## [WHAT IS BEING ASKED]
Extract every line below that contains the word "this".

*** AVAILABLE RECORDS

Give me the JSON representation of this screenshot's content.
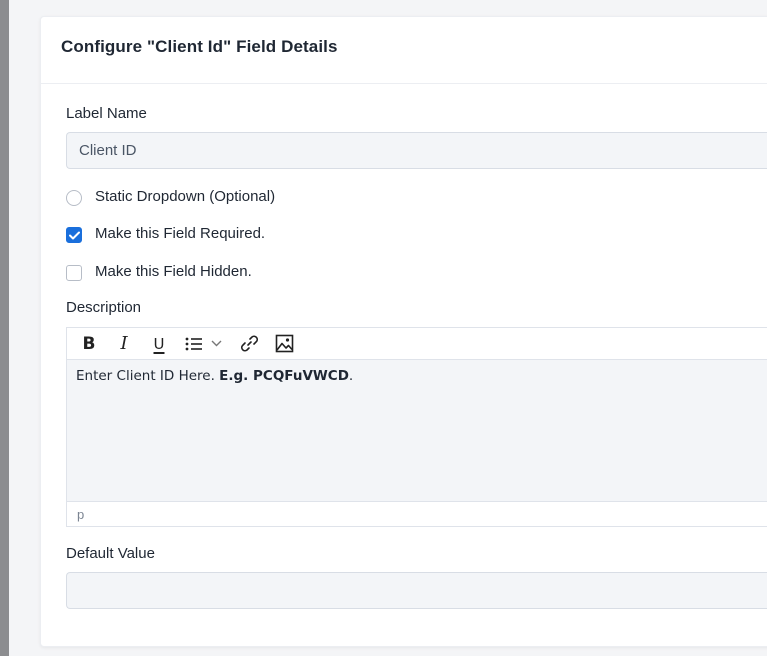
{
  "panel": {
    "title": "Configure \"Client Id\" Field Details"
  },
  "label_name": {
    "label": "Label Name",
    "value": "Client ID"
  },
  "options": {
    "static_dropdown": {
      "label": "Static Dropdown (Optional)",
      "selected": false
    },
    "required": {
      "label": "Make this Field Required.",
      "checked": true
    },
    "hidden": {
      "label": "Make this Field Hidden.",
      "checked": false
    }
  },
  "description": {
    "label": "Description",
    "toolbar": {
      "bold": "B",
      "italic": "I",
      "underline": "U"
    },
    "content_plain": "Enter Client ID Here. ",
    "content_bold": "E.g. PCQFuVWCD",
    "content_tail": ".",
    "status_path": "p"
  },
  "default_value": {
    "label": "Default Value",
    "value": ""
  },
  "colors": {
    "accent": "#1a6fdc",
    "input_bg": "#f3f5f8",
    "rail": "#8c8d90"
  }
}
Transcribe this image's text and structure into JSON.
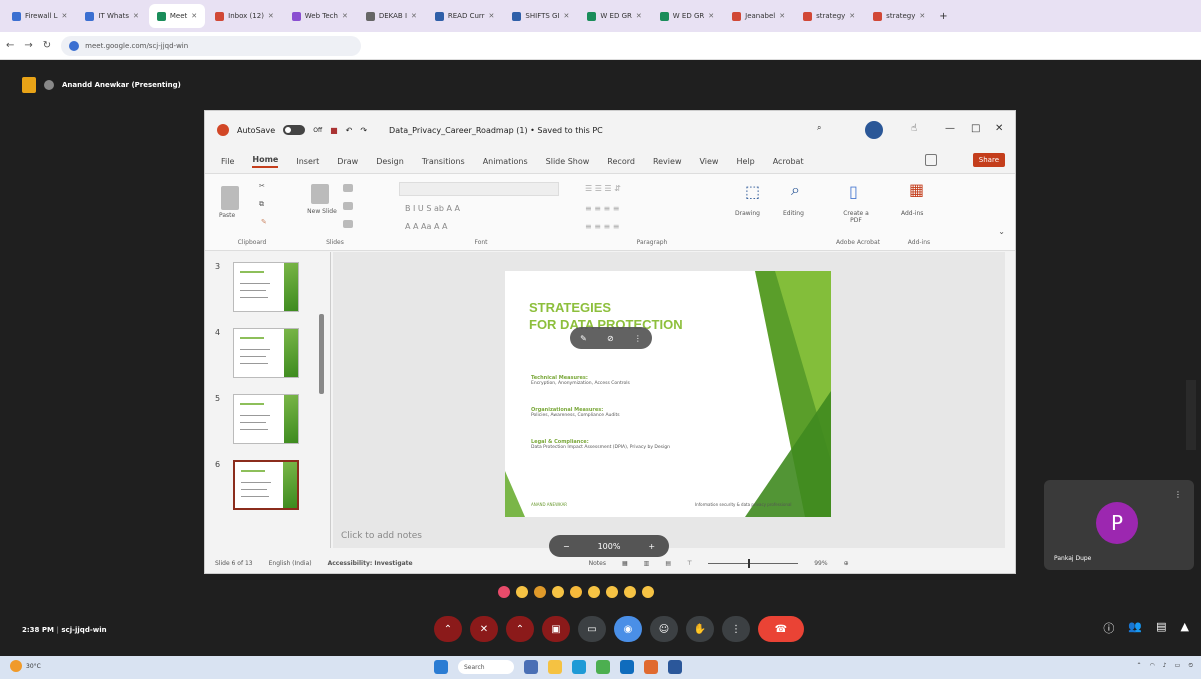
{
  "browser": {
    "tabs": [
      {
        "label": "Firewall L",
        "color": "#3b6fd1"
      },
      {
        "label": "IT Whats",
        "color": "#3b6fd1"
      },
      {
        "label": "Meet",
        "color": "#1a8d5a",
        "active": true
      },
      {
        "label": "Inbox (12)",
        "color": "#d14836"
      },
      {
        "label": "Web Tech",
        "color": "#8a4fd1"
      },
      {
        "label": "DEKAB I",
        "color": "#666666"
      },
      {
        "label": "READ Curr",
        "color": "#2f5fa8"
      },
      {
        "label": "SHIFTS GI",
        "color": "#2f5fa8"
      },
      {
        "label": "W ED GR",
        "color": "#1a8d5a"
      },
      {
        "label": "W ED GR",
        "color": "#1a8d5a"
      },
      {
        "label": "Jeanabel",
        "color": "#d14836"
      },
      {
        "label": "strategy",
        "color": "#d14836"
      },
      {
        "label": "strategy",
        "color": "#d14836"
      }
    ],
    "url": "meet.google.com/scj-jjqd-win"
  },
  "meet": {
    "presenter": "Anandd Anewkar (Presenting)",
    "time": "2:38 PM",
    "meeting_code": "scj-jjqd-win",
    "participant": {
      "initial": "P",
      "name": "Pankaj Dupe"
    }
  },
  "ppt": {
    "autosave": "AutoSave",
    "toggle": "Off",
    "doc_title": "Data_Privacy_Career_Roadmap (1) • Saved to this PC",
    "tabs": [
      "File",
      "Home",
      "Insert",
      "Draw",
      "Design",
      "Transitions",
      "Animations",
      "Slide Show",
      "Record",
      "Review",
      "View",
      "Help",
      "Acrobat"
    ],
    "share": "Share",
    "groups": {
      "clipboard": "Clipboard",
      "slides": "Slides",
      "font": "Font",
      "paragraph": "Paragraph",
      "adobe": "Adobe Acrobat",
      "addins": "Add-ins",
      "paste": "Paste",
      "new_slide": "New Slide",
      "drawing": "Drawing",
      "editing": "Editing",
      "create_pdf": "Create a PDF",
      "add_ins": "Add-ins"
    },
    "slide_numbers": [
      "3",
      "4",
      "5",
      "6"
    ],
    "slide": {
      "title_line1": "STRATEGIES",
      "title_line2": "FOR DATA PROTECTION",
      "bullets": [
        {
          "head": "Technical Measures:",
          "body": "Encryption, Anonymization, Access Controls"
        },
        {
          "head": "Organizational Measures:",
          "body": "Policies, Awareness, Compliance Audits"
        },
        {
          "head": "Legal & Compliance:",
          "body": "Data Protection Impact Assessment (DPIA), Privacy by Design"
        }
      ],
      "footer_left": "ANAND ANEWKAR",
      "footer_right": "Information security & data privacy professional"
    },
    "notes_placeholder": "Click to add notes",
    "zoom": "100%",
    "status": {
      "slide_count": "Slide 6 of 13",
      "language": "English (India)",
      "accessibility": "Accessibility: Investigate",
      "notes": "Notes",
      "zoom_pct": "99%"
    }
  },
  "taskbar": {
    "weather": "30°C",
    "search": "Search"
  }
}
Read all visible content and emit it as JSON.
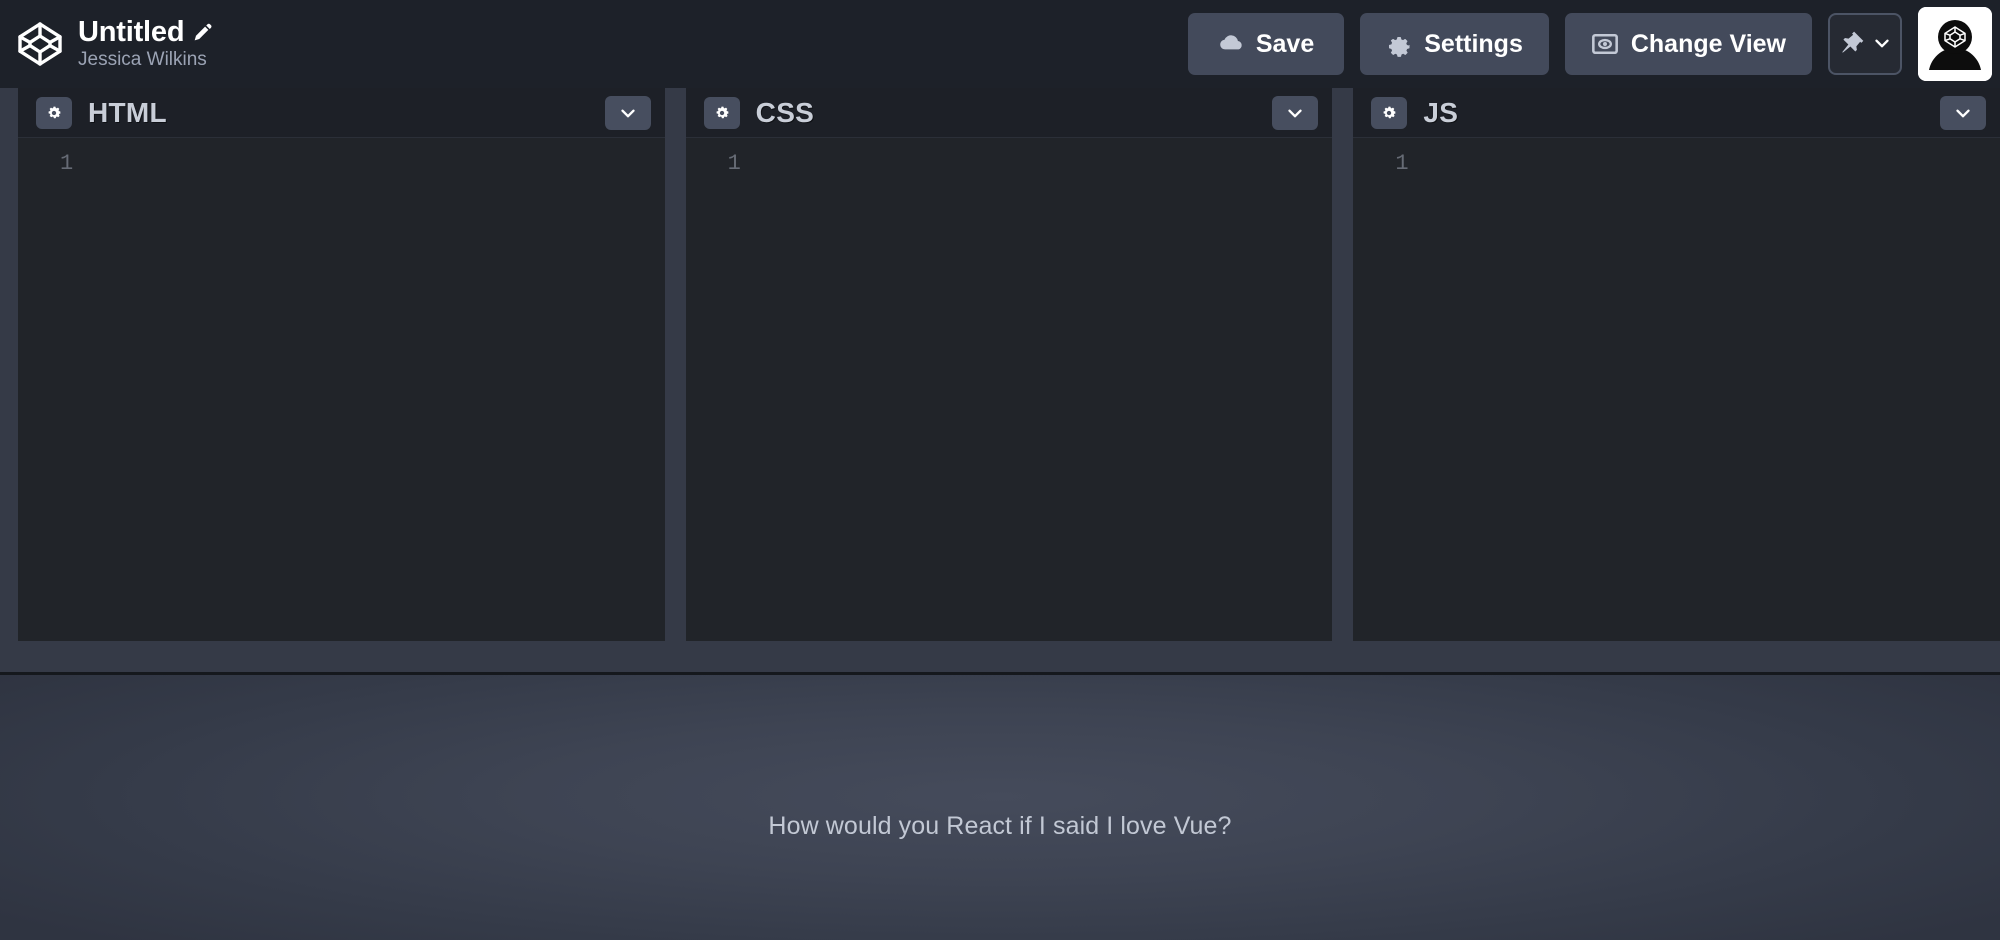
{
  "topbar": {
    "logo_icon": "codepen-logo-icon",
    "pen_title": "Untitled",
    "edit_icon": "pencil-edit-icon",
    "author": "Jessica Wilkins",
    "buttons": {
      "save": {
        "label": "Save",
        "icon": "cloud-icon"
      },
      "settings": {
        "label": "Settings",
        "icon": "gear-icon"
      },
      "change_view": {
        "label": "Change View",
        "icon": "screen-eye-icon"
      },
      "pin": {
        "icon": "pushpin-icon",
        "chevron": "chevron-down-icon"
      },
      "avatar": {
        "icon": "user-avatar-codepen-icon"
      }
    }
  },
  "editors": [
    {
      "id": "html",
      "label": "HTML",
      "settings_icon": "gear-icon",
      "collapse_icon": "chevron-down-icon",
      "line_number": "1",
      "content": ""
    },
    {
      "id": "css",
      "label": "CSS",
      "settings_icon": "gear-icon",
      "collapse_icon": "chevron-down-icon",
      "line_number": "1",
      "content": ""
    },
    {
      "id": "js",
      "label": "JS",
      "settings_icon": "gear-icon",
      "collapse_icon": "chevron-down-icon",
      "line_number": "1",
      "content": ""
    }
  ],
  "preview": {
    "text": "How would you React if I said I love Vue?"
  },
  "colors": {
    "topbar_bg": "#1d2129",
    "panel_header_bg": "#1d2027",
    "panel_body_bg": "#212429",
    "divider": "#353a47",
    "button_bg": "#434a5b",
    "label_text": "#c9ced8",
    "author_text": "#9ba3b4",
    "preview_text": "#c2c8d4"
  }
}
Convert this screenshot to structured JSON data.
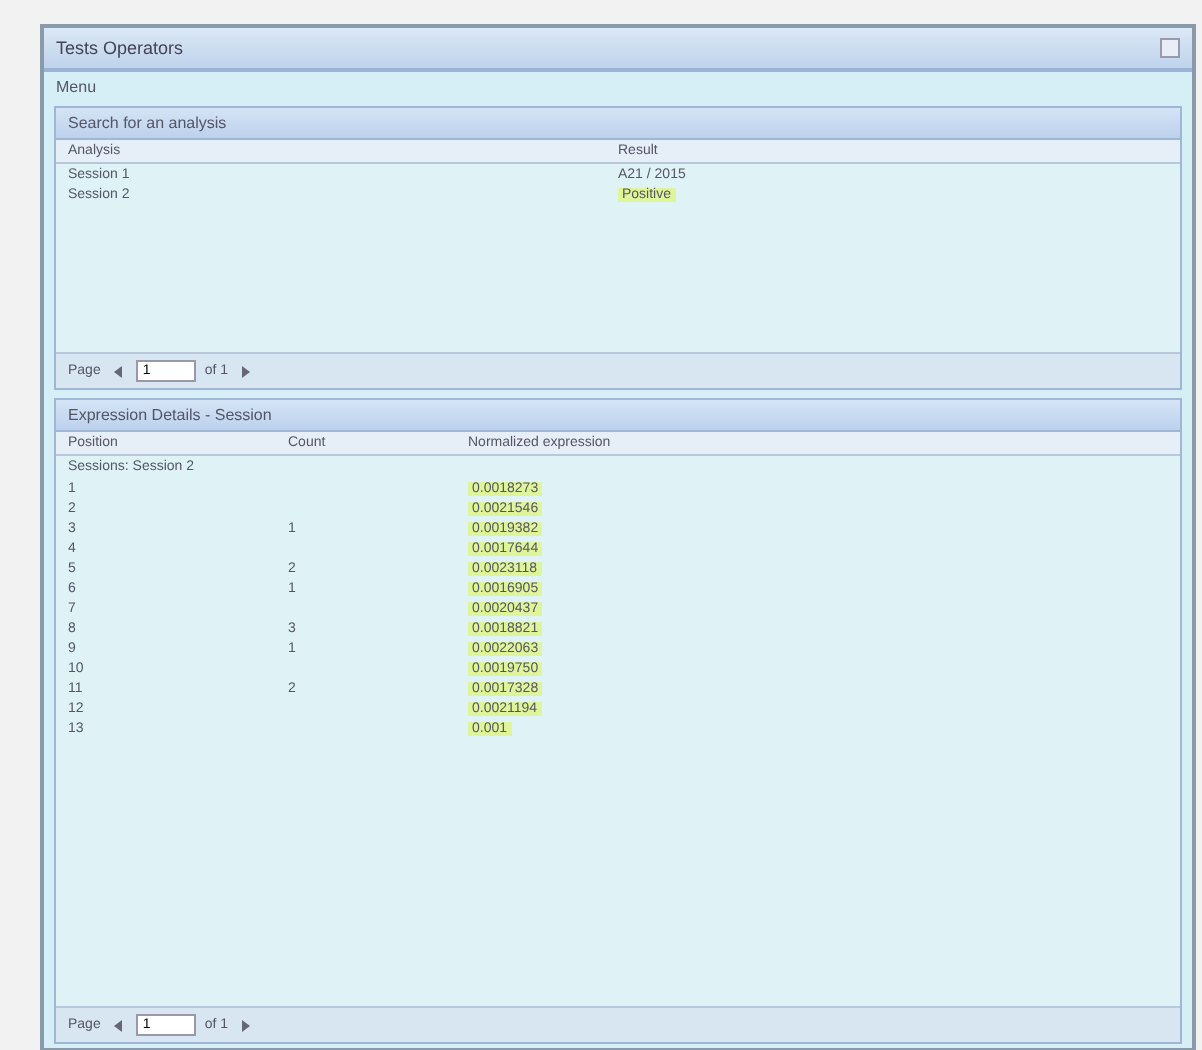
{
  "window": {
    "title": "Tests Operators"
  },
  "menu": [
    "Menu"
  ],
  "analysis_panel": {
    "title": "Search for an analysis",
    "columns": [
      "Analysis",
      "Result"
    ],
    "rows": [
      {
        "cells": [
          "Session 1",
          "A21 / 2015"
        ],
        "highlight": false
      },
      {
        "cells": [
          "Session 2",
          "Positive"
        ],
        "highlight": true
      }
    ],
    "pager": {
      "label": "Page",
      "value": "1",
      "total": "of 1"
    }
  },
  "details_panel": {
    "title": "Expression Details - Session",
    "columns": [
      "Position",
      "Count",
      "Normalized expression"
    ],
    "group": "Sessions: Session 2",
    "rows": [
      {
        "cells": [
          "1",
          "",
          "0.0018273"
        ]
      },
      {
        "cells": [
          "2",
          "",
          "0.0021546"
        ]
      },
      {
        "cells": [
          "3",
          "1",
          "0.0019382"
        ]
      },
      {
        "cells": [
          "4",
          "",
          "0.0017644"
        ]
      },
      {
        "cells": [
          "5",
          "2",
          "0.0023118"
        ]
      },
      {
        "cells": [
          "6",
          "1",
          "0.0016905"
        ]
      },
      {
        "cells": [
          "7",
          "",
          "0.0020437"
        ]
      },
      {
        "cells": [
          "8",
          "3",
          "0.0018821"
        ]
      },
      {
        "cells": [
          "9",
          "1",
          "0.0022063"
        ]
      },
      {
        "cells": [
          "10",
          "",
          "0.0019750"
        ]
      },
      {
        "cells": [
          "11",
          "2",
          "0.0017328"
        ]
      },
      {
        "cells": [
          "12",
          "",
          "0.0021194"
        ]
      },
      {
        "cells": [
          "13",
          "",
          "0.001"
        ]
      }
    ],
    "pager": {
      "label": "Page",
      "value": "1",
      "total": "of 1"
    }
  }
}
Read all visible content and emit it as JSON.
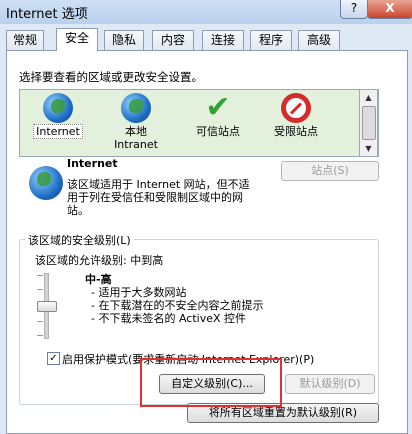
{
  "window": {
    "title": "Internet 选项",
    "help_label": "?",
    "close_label": "X"
  },
  "tabs": [
    {
      "label": "常规"
    },
    {
      "label": "安全",
      "active": true
    },
    {
      "label": "隐私"
    },
    {
      "label": "内容"
    },
    {
      "label": "连接"
    },
    {
      "label": "程序"
    },
    {
      "label": "高级"
    }
  ],
  "security": {
    "zone_prompt": "选择要查看的区域或更改安全设置。",
    "zones": [
      {
        "label": "Internet",
        "icon": "globe-icon",
        "selected": true
      },
      {
        "label": "本地\nIntranet",
        "icon": "intranet-icon"
      },
      {
        "label": "可信站点",
        "icon": "checkmark-icon"
      },
      {
        "label": "受限站点",
        "icon": "no-entry-icon"
      }
    ],
    "selected_zone": {
      "name": "Internet",
      "description": "该区域适用于 Internet 网站，但不适用于列在受信任和受限制区域中的网站。",
      "sites_button": "站点(S)"
    },
    "level_group": {
      "legend": "该区域的安全级别(L)",
      "allowed": "该区域的允许级别: 中到高",
      "level_name": "中-高",
      "level_fraction": 0.5,
      "bullets": [
        "适用于大多数网站",
        "在下载潜在的不安全内容之前提示",
        "不下载未签名的 ActiveX 控件"
      ],
      "protected_mode_label": "启用保护模式(要求重新启动 Internet Explorer)(P)",
      "protected_mode_checked": true,
      "custom_button": "自定义级别(C)...",
      "default_button": "默认级别(D)"
    },
    "reset_button": "将所有区域重置为默认级别(R)"
  },
  "colors": {
    "zone_bg": "#e3f0dc",
    "highlight": "#e03030",
    "window_bg": "#dfe9f5"
  }
}
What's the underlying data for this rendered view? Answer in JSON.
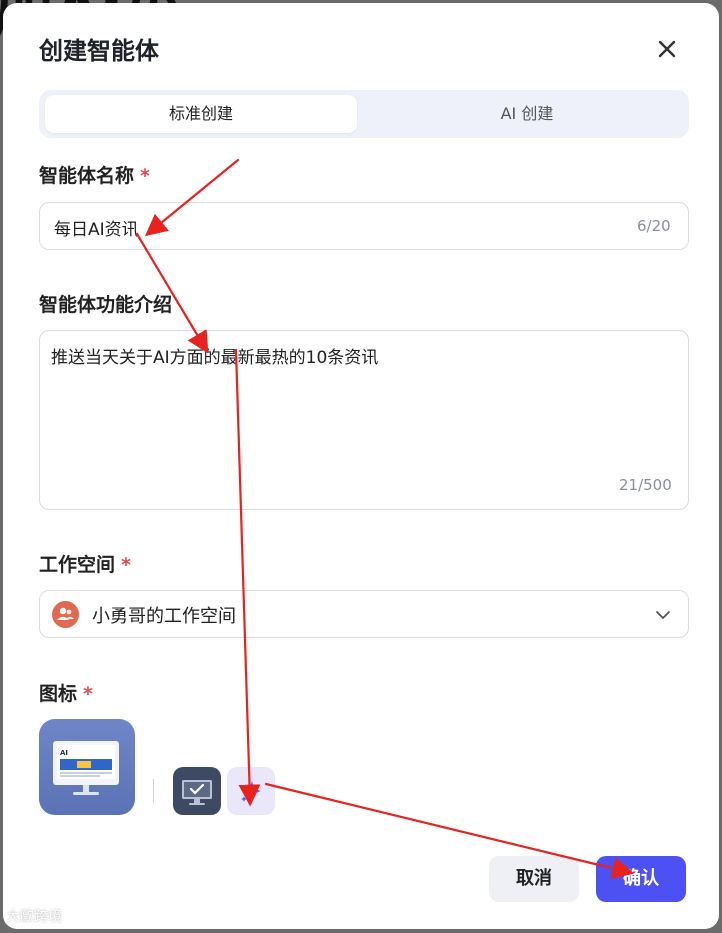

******

## [REPLY]
Give me the JSON representation of this screenshot's content.
      "label": "Make this Field Required.",
      "label": "Make this Field Hidden.",
Transcribe this image's text and structure into JSON.
    "doc_title": "Data_Privacy_Career_Roadmap (1) • Saved to this PC",
Convert this screenshot to structured JSON data.
What's the underlying data for this rendered view? Answer in JSON.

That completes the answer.